Your chapbook wish: That lots of people read my chapbook when it comes out. If some of them like it, that would be nice, but mostly I just want them to read it.
Residence: East Grand Rapids, Michigan.
Job: I teach writing to college students at Grand Valley State University.
Chapbook education: I am self-educated when it comes to chapbooks, I’d say.
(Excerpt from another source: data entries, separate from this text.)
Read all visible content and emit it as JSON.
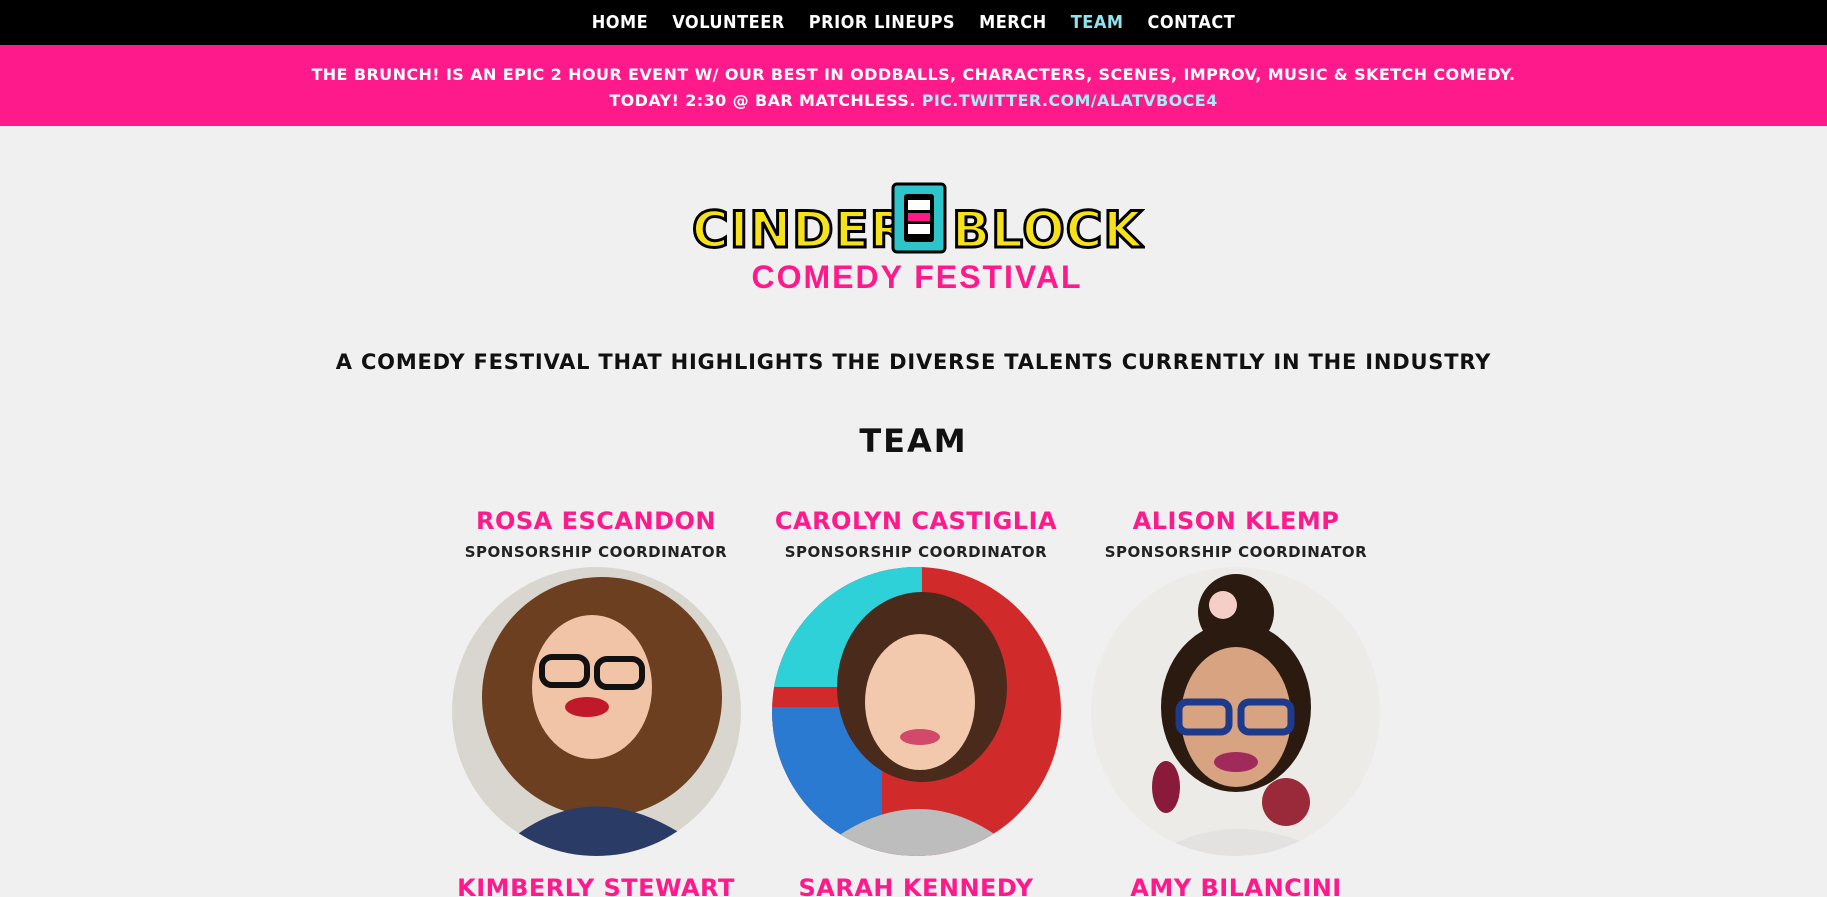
{
  "nav": {
    "items": [
      {
        "label": "HOME",
        "active": false
      },
      {
        "label": "VOLUNTEER",
        "active": false
      },
      {
        "label": "PRIOR LINEUPS",
        "active": false
      },
      {
        "label": "MERCH",
        "active": false
      },
      {
        "label": "TEAM",
        "active": true
      },
      {
        "label": "CONTACT",
        "active": false
      }
    ]
  },
  "banner": {
    "line1": "THE BRUNCH! IS AN EPIC 2 HOUR EVENT W/ OUR BEST IN ODDBALLS, CHARACTERS, SCENES, IMPROV, MUSIC & SKETCH COMEDY.",
    "line2_text": "TODAY! 2:30 @ BAR MATCHLESS.",
    "line2_link": "PIC.TWITTER.COM/ALATVBOCE4"
  },
  "logo": {
    "top_text_left": "CINDER",
    "top_text_right": "BLOCK",
    "bottom_text": "COMEDY FESTIVAL"
  },
  "tagline": "A COMEDY FESTIVAL THAT HIGHLIGHTS THE DIVERSE TALENTS CURRENTLY IN THE INDUSTRY",
  "team_heading": "TEAM",
  "members": [
    {
      "name": "ROSA ESCANDON",
      "role": "SPONSORSHIP COORDINATOR"
    },
    {
      "name": "CAROLYN CASTIGLIA",
      "role": "SPONSORSHIP COORDINATOR"
    },
    {
      "name": "ALISON KLEMP",
      "role": "SPONSORSHIP COORDINATOR"
    },
    {
      "name": "KIMBERLY STEWART",
      "role": ""
    },
    {
      "name": "SARAH KENNEDY",
      "role": ""
    },
    {
      "name": "AMY BILANCINI",
      "role": ""
    }
  ],
  "colors": {
    "nav_bg": "#000000",
    "banner_bg": "#ff1a8c",
    "accent_pink": "#ff1a8c",
    "active_nav": "#8fe3ee",
    "page_bg": "#f0f0f0"
  }
}
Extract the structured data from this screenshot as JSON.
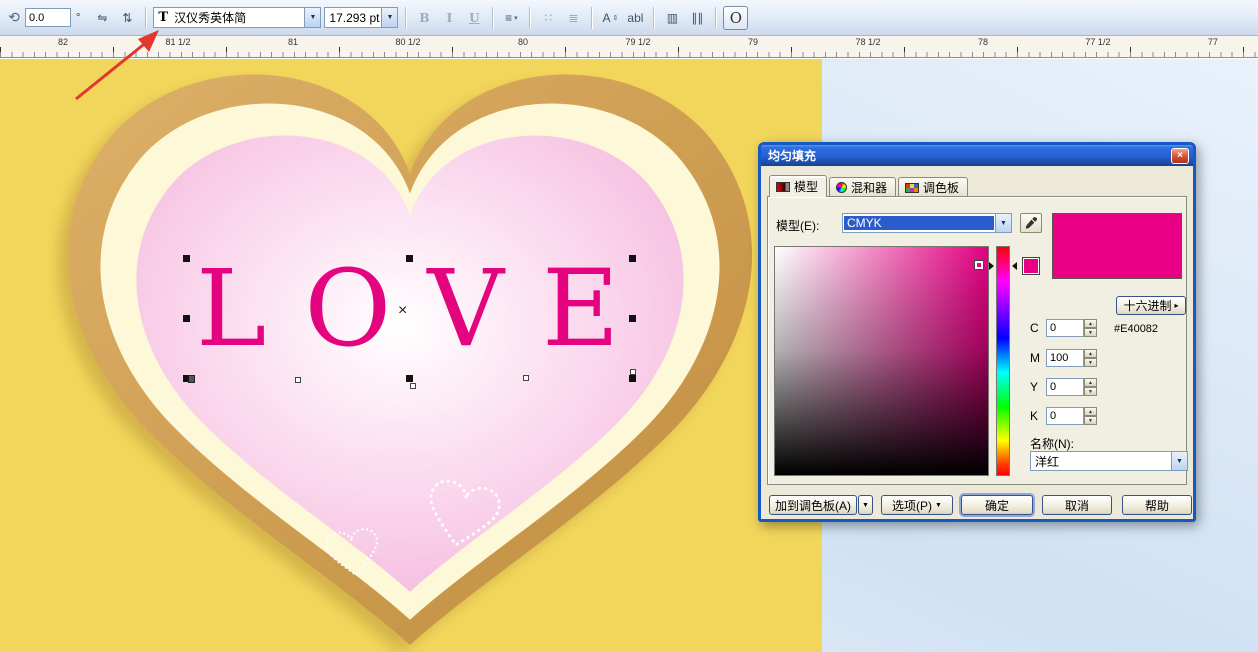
{
  "toolbar": {
    "rotation_value": "0.0",
    "degree_symbol": "°",
    "font_icon": "T",
    "font_name": "汉仪秀英体简",
    "font_size": "17.293 pt",
    "bold_label": "B",
    "italic_label": "I",
    "underline_label": "U",
    "edit_text_label": "abl",
    "o_button_label": "O"
  },
  "icons": {
    "rotate": "⟲",
    "mirror_horizontal": "⇋",
    "mirror_vertical": "⇅",
    "combo_arrow": "▼",
    "menu_arrow": "▾",
    "right_arrow": "▸",
    "spin_up": "▲",
    "spin_down": "▼",
    "align": "≡",
    "bullet_list": "∷",
    "drop_cap": "≣",
    "char_format": "A",
    "char_format_arrows": "⇕",
    "columns": "▥",
    "vertical_text": "∥∥",
    "close": "×"
  },
  "ruler": {
    "labels": [
      "82",
      "81 1/2",
      "81",
      "80 1/2",
      "80",
      "79 1/2",
      "79",
      "78 1/2",
      "78",
      "77 1/2",
      "77"
    ]
  },
  "canvas": {
    "love_text": "LOVE",
    "center_marker": "×",
    "love_color": "#E4047F",
    "page_color": "#F2D65C",
    "heart_outer_color": "#CF9E4F",
    "heart_cream_color": "#FDF8D7",
    "heart_pink_color": "#F5BCE0"
  },
  "dialog": {
    "title": "均匀填充",
    "tabs": [
      {
        "label": "模型"
      },
      {
        "label": "混和器"
      },
      {
        "label": "调色板"
      }
    ],
    "model_label": "模型(E):",
    "model_value": "CMYK",
    "hex_button_label": "十六进制",
    "hex_value": "#E40082",
    "fill_color": "#E40082",
    "cmyk_rows": [
      {
        "label": "C",
        "value": "0"
      },
      {
        "label": "M",
        "value": "100"
      },
      {
        "label": "Y",
        "value": "0"
      },
      {
        "label": "K",
        "value": "0"
      }
    ],
    "name_label": "名称(N):",
    "name_value": "洋红",
    "add_palette_label": "加到调色板(A)",
    "options_label": "选项(P)",
    "ok_label": "确定",
    "cancel_label": "取消",
    "help_label": "帮助"
  }
}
There was a time not that long ago when I didn’t know what a chapbook was, beyond “a book shorter than a regular book.” A conversation with my friend Brian Clements, author of four chapbooks including not meant for you Dear Love (Mudlark, 2012) < http://mudlark.webdelsol.com/mudlark49/contents_clements.html>, led me to think of a chapbook as necessarily more unified than a full-length book of poems, cohering around a central idea or question, and by virtue of its brevity, expressing or exploring that idea quickly. Ooh, this is starting to sound like it could turn into a credo.
The non-chapbook portion of my education includes an undergraduate degree from Birmingham-Southern College and an MFA from Western Michigan.
Chapbook Bio: My chapbook The Insomniac Circus is from Hyacinth Girl. I am presently working with my friend W. Todd Kaneko on a chapbook inspired by Slash, the guitarist. The rest of my bio is pretty non-chapbooky: born in Michigan, grew up in Alabama, ended up back in Michigan as an adult; wrote some things, planning to write more things.